Bank Reconciliation and Statement

Mr ClawOur training manual “The Adventures of Mr Claw in the World of Charity Accounting”which is being used at professional training courses in Book Keeping – explains Bank Reconciliation and Statement production, and how to implement these procedures in to your organisation’s accounting procedures. Get your copy here

Here is a brief extract:Reconcile-Accounts-copy

The bank reconciliation is the means by which you can give yourself some self-assurance that you have recorded every item of income and expenditure, and that what you have recorded is correct.

When a group has a bank account, a record of the bank transactions is kept in the organisation’s cash book.  In addition, the bank also keeps a record of these same transactions and this record is shown on the statement produced by the bank.

There are then two quite separate records of the same transactions.

It is therefore necessary to compare these records regularly to ensure that no errors have arisen, and to explain any differences that there are between the balances, i.e. those shown in the Cash Book and on the bank statement.

This comparison is known as a Bank Reconciliation Statement which is simply a method of explaining any difference that there may be between the two balances.

When to Start Paying Sick Pay to start paying SSP

SSP is paid when the employee is sick for at least 4 days in a row (including non-working days). You start paying SSP from the fourth ‘qualifying day’ (day an employee is normally required to work). The first 3 qualifying days are called ‘waiting days’.

You can’t count a day as a sick day if an employee has worked for a minute or more before they go home sick.

If an employee works a shift that ends the day after it started and becomes sick during the shift or after it has finished, the second day will count as a sick day.


You don’t usually pay SSP for the first 3 qualifying days unless they’ve been off sick and getting SSP within the last 8 weeks.

More detailed information can be found here

What is the Purpose of an AGM?

What is the purpose of an AGM? aim of the AGM is to provide the charity trustees and/or officers the opportunity to explain their management of the charity to the members. It also provides the members of the charity with an opportunity to ask questions before voting on business items on the agenda.

A charity’s AGM is held once a year and members of the charity can attend and vote. The governing document will state when it must be held. This may be in a particular month or within a certain period after the end of the financial year.

The business that must be considered by the AGM will usually be specified in the governing document or by underlying legislation. However, the charity trustees can include any other additional items of business they feel appropriate.

If you need help in drawing up the Agenda, please see follow this link

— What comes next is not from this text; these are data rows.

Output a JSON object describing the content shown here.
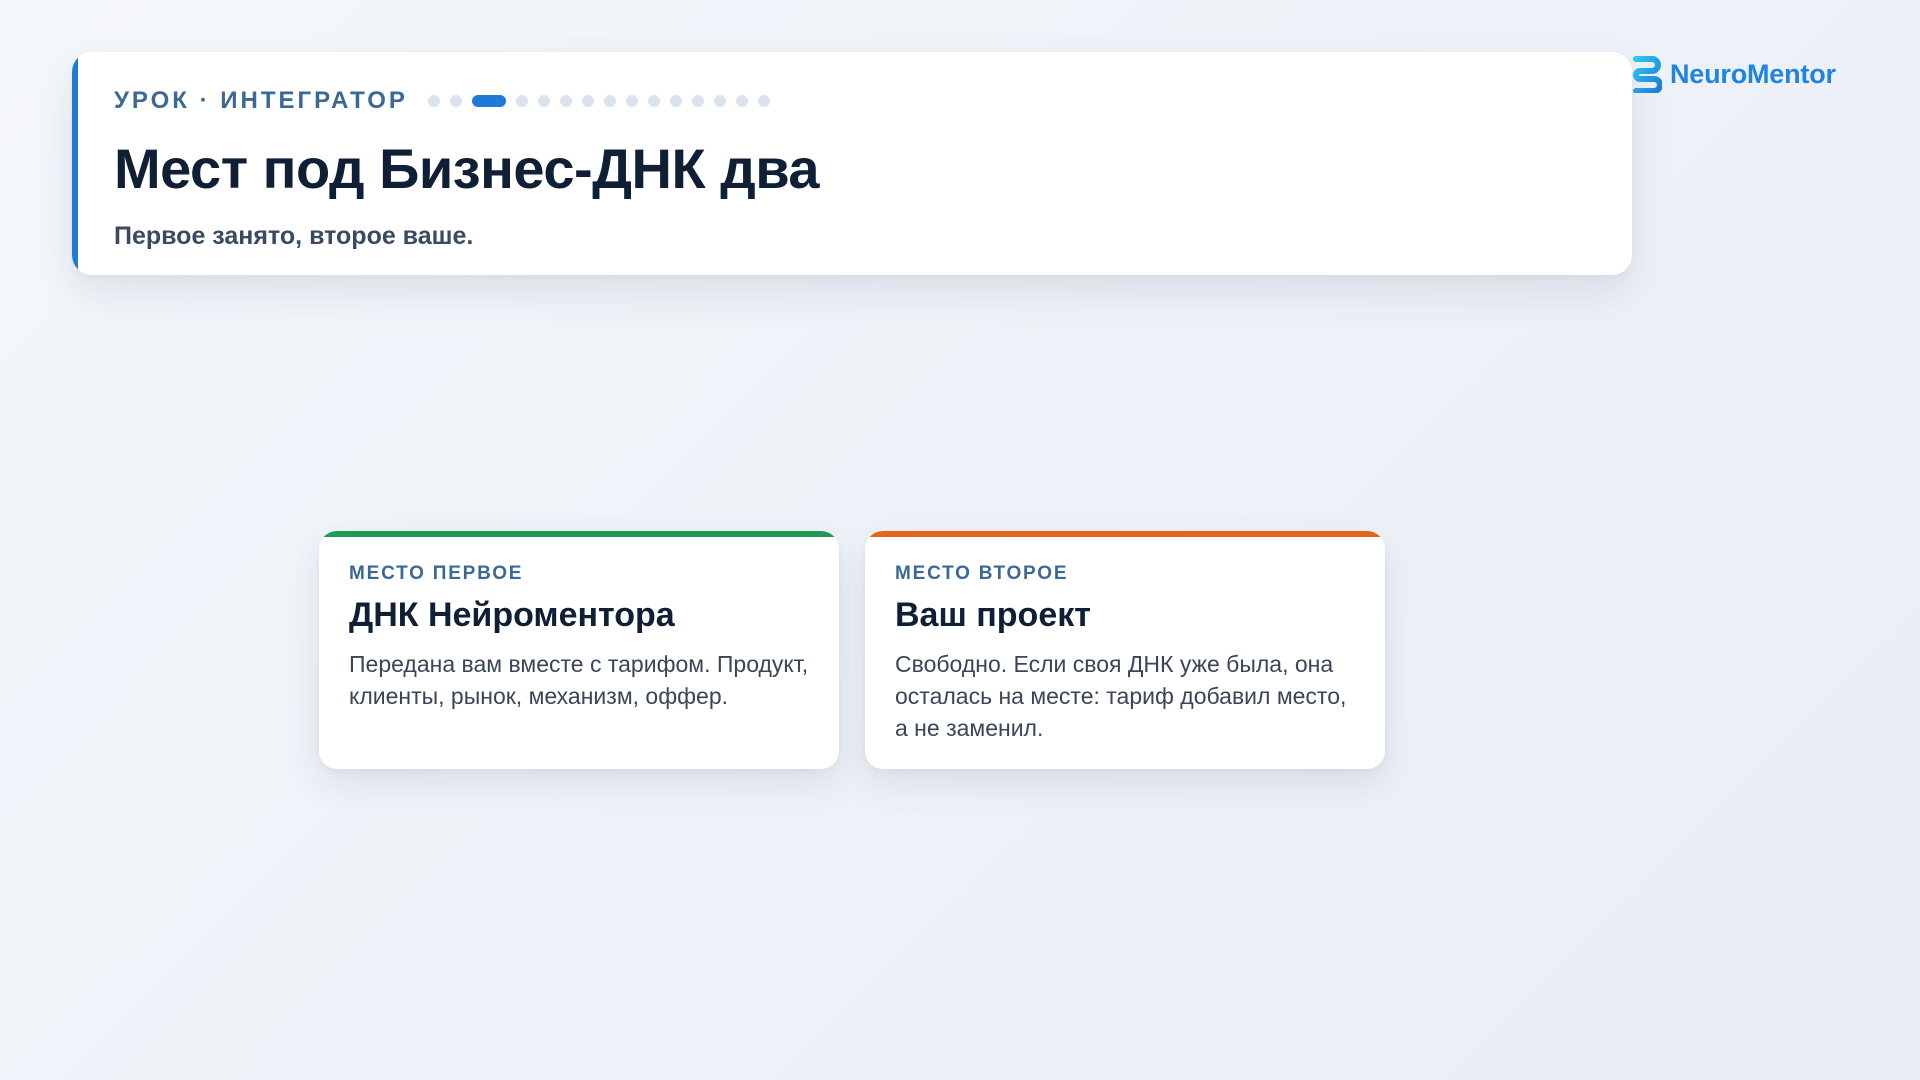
{
  "header": {
    "kicker": "УРОК · ИНТЕГРАТОР",
    "progress": {
      "total": 15,
      "current": 3
    },
    "title": "Мест под Бизнес-ДНК два",
    "subtitle": "Первое занято, второе ваше.",
    "accent_color": "#1f7ad6"
  },
  "brand": {
    "name": "NeuroMentor",
    "icon": "neuromentor-logo-icon",
    "color": "#1f84e0"
  },
  "cards": [
    {
      "label": "МЕСТО ПЕРВОЕ",
      "title": "ДНК Нейроментора",
      "text": "Передана вам вместе с тарифом. Продукт, клиенты, рынок, механизм, оффер.",
      "accent_color": "#1d9a55"
    },
    {
      "label": "МЕСТО ВТОРОЕ",
      "title": "Ваш проект",
      "text": "Свободно. Если своя ДНК уже была, она осталась на месте: тариф добавил место, а не заменил.",
      "accent_color": "#e2661e"
    }
  ]
}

Statutory Sick Pay – Linked Periods of Sickness Sick Pay

Linked Periods of Sickness

If you or an employee have regular periods of sickness, they may count as ‘linked’  To be linked, the periods must:

  • qualify for SSP by lasting 4 or more days each
  • be 8 weeks or less apart

You’re no longer eligible for SSP if you have a continuous series of linked periods that lasts more than 3 years.

For more detailed information about eligibility click here